Water damage can occur through the accumulation of water in cracks and slits on a roof, which can precipitate fungal and algae growth. These problems usually arise during colder parts of the year as the expansion of water in cracks and splits on roofs can bring on further shingle damage. Even more damage can arise in colder months because of inadequate attic ventilation. The appropriate amount of ventilation will further the life of shingles and other roof parts.

Here’s a list of conditions that affect roof longevity:

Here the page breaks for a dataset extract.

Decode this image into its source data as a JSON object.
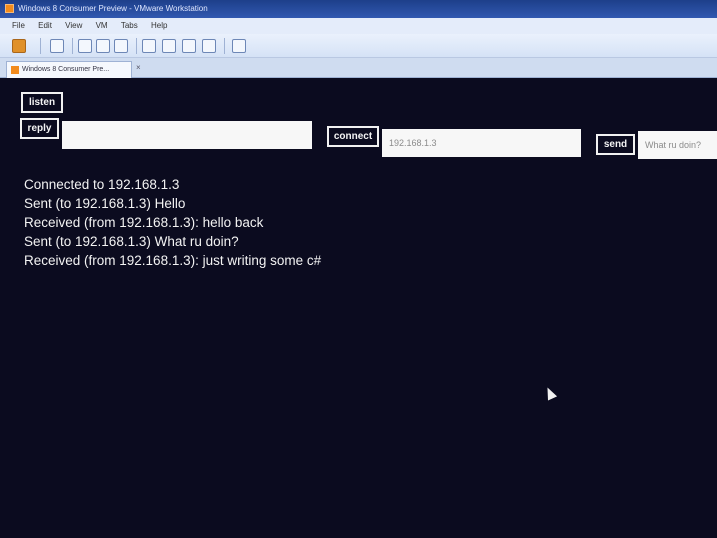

  • Color of roof – A dark roof absorbs more heat, which shortens the lifespan
  • Angle of roof slope – Higher pitch roofs tend to last longer.
  • Orientation of roof surface – A roof slope facing south will get more sunlight, and have a shorter life.
  • Multiple-layer roof – A roof installed over an existing roof will have a shorter life.
  • Quality of roof material – “Economy” roof materials have a shorter life.
  • Installation – Sloppy or improper installation shortens roof life.
  • Attic ventilation – An unventilated or poorly ventilated attic reduces roof lifespan.
  • Trees near roof – Tree branches rubbing on a roof or the acidity from the accumulation of leaf debris on a roof shortens its life.
  • Harsh climate – Severe weather, both harsh winters and hot summers, along with big temperature swings within a 24-hour period, also shorten lifespan because of the expansion and contraction of roof materials.

Additional Factors that Relate to Longevity

Something as simple as a roof’s color and the color of shingles can jeopardize a roof’s lifespan. Dark roofs absorb heat and lighter shingles can repel heat. A roof’s angle, slope and directional orientation can affect a roof’s life as well. Roofs that are higher pitched endure while those with a southern exposure will retain heat and have a shorter lifespan. More than one layer of roof over another will also compromise the life of a roof. More importantly, the quality of roofing material assuredly affects a roof’s life as does the proper installation of roofing materials. An improper or careless installation can shorten the life of a roof.

Ventilation and Barriers

Another factor that goes along with a roof’s longevity that was previously mentioned is an attic’s ventilation as well as actual physical barriers around the roof of a house, like trees and debris accumulation in gutters and openings in cracks of a roof. Skylights, chimneys, vents and any other structures on a roof can also play havoc with a roof’s function and hinder the life of a roof.

Maintenance

Maintenance and playing watchdog with a roof are two important elements that can prolong the life of a roof. Taking care of roofing issues, like curling and deteriorating shingles as soon as they are identified, and following through with roof maintenance on a regular basis are two factors that keep a roof in stable condition

Warranties

Warranties are another important aspect concerning a roof’s longevity. If there are material defects or manufacturing flaws, it is relevant that a warranty be carefully scrutinized for coverage as well as proper installation requirements and other essentials before making any commitments. Warranties through shingle manufacturers go from 20 to 40 years and longer.

Even with all the available information concerning the lifespan of a roof, there still may be questions and inquiries as to how to prolong the life of shingles or other parts of a roof. The professionals at TriCounty Exteriors are more than willing and able to answer any questions about extending the life of your roof. Just complete the online form and a roofing expert will get back to you with the answers you need to keep your roof in shape and add to its longevity.